Writing: Chemistry

Warren Beck is an Associate Professor of Chemistry at Michigan State, where his research group is working in the general areas of biophysical chemistry and molecular biophysics. One area of current work involves time-resolved laser spectroscopic studies of protein dynamics associated with protein unfolding and misfolding, as is involved in the amyloidoses (Alzheimer's and Parkinson's diseases). He is also working on the nature of protein reorganizational dynamics associated with electron transfer, as in photosynthesis and in redox proteins, using time-resolved fluorescence and femtosecond vibrational coherence techniques.

Here is a view of his entire screen in the middle of one working day.

400/Beck.jpg

In a single application, Tinderbox allows me to define an easily customizable notetaking system, an outlining system, and a smart reference database. In my setup, prototype notes are defined with attributes that keep track of the bibliographic information, the web URL, and link to a local pdf for each literature reference. Another set of prototypes define links to my experimental data files and to plots and tables prepared from them. The notes based on the prototypes for each source often include snapshot images obtained from the original pdf documents. Aliases to these notes can then be arbitrarily organized in an ordered list that forms the basis for a section of a manuscript. The links back to the prototypes allow the notes for each source to be viewed in a separate list.

Agents provide a constantly updated list of notes that correspond to stored queries, so it is easy to find the sources that pertain to a given issue. Maps provide yet another way to visualize and order the relationships between concepts, sources, and notes.

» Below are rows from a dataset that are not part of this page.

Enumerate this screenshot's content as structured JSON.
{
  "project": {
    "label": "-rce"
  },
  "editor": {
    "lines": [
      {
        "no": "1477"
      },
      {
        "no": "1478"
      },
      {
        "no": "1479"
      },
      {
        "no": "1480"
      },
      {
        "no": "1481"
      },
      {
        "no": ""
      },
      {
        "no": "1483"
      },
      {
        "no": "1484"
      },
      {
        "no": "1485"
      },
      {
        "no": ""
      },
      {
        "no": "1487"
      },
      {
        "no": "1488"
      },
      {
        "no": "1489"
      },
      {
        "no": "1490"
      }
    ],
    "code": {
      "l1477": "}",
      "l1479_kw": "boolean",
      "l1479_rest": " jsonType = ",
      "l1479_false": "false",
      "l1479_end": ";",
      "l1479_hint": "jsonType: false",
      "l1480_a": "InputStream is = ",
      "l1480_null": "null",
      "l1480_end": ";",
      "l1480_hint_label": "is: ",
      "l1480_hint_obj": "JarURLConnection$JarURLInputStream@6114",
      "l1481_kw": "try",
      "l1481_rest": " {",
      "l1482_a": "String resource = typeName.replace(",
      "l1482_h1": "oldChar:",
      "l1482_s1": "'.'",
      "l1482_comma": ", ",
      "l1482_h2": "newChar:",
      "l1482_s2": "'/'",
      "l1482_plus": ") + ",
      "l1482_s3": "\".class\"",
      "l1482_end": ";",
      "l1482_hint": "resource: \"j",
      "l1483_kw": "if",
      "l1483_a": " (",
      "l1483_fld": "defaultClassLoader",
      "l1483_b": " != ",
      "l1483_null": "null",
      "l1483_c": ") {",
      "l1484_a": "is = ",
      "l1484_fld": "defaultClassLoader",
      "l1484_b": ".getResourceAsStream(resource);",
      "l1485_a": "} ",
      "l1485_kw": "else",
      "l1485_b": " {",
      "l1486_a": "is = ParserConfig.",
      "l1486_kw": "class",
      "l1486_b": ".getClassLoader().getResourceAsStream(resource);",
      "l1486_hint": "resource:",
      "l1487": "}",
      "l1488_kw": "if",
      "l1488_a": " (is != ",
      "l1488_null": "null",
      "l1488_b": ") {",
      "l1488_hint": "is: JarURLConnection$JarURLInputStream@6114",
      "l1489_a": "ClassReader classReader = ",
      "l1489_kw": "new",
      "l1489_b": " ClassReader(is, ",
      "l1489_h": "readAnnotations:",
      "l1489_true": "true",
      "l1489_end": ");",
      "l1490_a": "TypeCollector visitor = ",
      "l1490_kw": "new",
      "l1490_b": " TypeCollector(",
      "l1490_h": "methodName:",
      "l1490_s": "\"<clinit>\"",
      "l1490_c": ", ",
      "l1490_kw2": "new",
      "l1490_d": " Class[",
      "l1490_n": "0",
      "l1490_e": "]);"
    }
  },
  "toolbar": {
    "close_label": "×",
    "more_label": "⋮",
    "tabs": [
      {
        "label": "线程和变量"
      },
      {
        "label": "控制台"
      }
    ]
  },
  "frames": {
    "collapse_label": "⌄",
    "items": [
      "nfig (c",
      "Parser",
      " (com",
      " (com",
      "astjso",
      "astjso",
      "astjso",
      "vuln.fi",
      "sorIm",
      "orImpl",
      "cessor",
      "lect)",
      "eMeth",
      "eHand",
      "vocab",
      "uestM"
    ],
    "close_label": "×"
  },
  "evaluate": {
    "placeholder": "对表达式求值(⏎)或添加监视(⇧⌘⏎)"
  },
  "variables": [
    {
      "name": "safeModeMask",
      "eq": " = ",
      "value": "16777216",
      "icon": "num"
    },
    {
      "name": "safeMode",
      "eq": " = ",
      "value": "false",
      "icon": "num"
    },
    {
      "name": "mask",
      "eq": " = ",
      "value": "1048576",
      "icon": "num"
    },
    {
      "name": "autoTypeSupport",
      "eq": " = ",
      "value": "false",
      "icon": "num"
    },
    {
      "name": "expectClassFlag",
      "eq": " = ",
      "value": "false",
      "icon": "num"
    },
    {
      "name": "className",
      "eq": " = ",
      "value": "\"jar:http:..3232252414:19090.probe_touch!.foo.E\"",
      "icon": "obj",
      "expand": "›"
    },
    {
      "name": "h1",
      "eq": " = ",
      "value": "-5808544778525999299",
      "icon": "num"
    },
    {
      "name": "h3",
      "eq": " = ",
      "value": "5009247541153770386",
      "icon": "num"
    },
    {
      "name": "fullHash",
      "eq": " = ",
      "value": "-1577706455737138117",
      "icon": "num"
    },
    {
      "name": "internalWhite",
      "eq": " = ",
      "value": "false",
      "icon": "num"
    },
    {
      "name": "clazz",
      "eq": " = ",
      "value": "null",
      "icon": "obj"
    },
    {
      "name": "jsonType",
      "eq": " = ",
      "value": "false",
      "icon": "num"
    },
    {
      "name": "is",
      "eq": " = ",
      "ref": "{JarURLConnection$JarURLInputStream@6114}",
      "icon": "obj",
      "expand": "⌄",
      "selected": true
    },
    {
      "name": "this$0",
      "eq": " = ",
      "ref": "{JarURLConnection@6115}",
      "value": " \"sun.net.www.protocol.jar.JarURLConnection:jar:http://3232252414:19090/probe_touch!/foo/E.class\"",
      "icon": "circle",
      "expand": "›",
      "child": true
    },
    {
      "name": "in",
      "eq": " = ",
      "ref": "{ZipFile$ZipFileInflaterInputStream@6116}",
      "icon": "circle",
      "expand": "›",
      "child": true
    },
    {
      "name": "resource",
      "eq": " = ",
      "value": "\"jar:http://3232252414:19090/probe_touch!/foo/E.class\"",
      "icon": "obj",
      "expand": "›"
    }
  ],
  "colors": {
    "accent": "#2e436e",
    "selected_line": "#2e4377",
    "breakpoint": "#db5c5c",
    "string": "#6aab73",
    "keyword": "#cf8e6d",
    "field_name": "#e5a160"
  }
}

This system uses the basic features of Tinderbox in an elemntary way, yet it provides a dynamic view of my ideas and sources that is uniquely powerful. It removes the main obstacle that I have faced many times: what is the first step that must be accomplished in order to get a project off the ground? Using this system, I find that the first step is just to write down a single idea in a single note in Tinderbox, and the energy required to do that is minimal and the time required short. But the progress accomplished with the writing of that note is permanent; it can be used now, for the intended purpose, and it might emerge in a later project when pulled out of the corpus by an agent. It is the accumulation of notes in a Tinderbox document that provides the driving force towards finishing the project.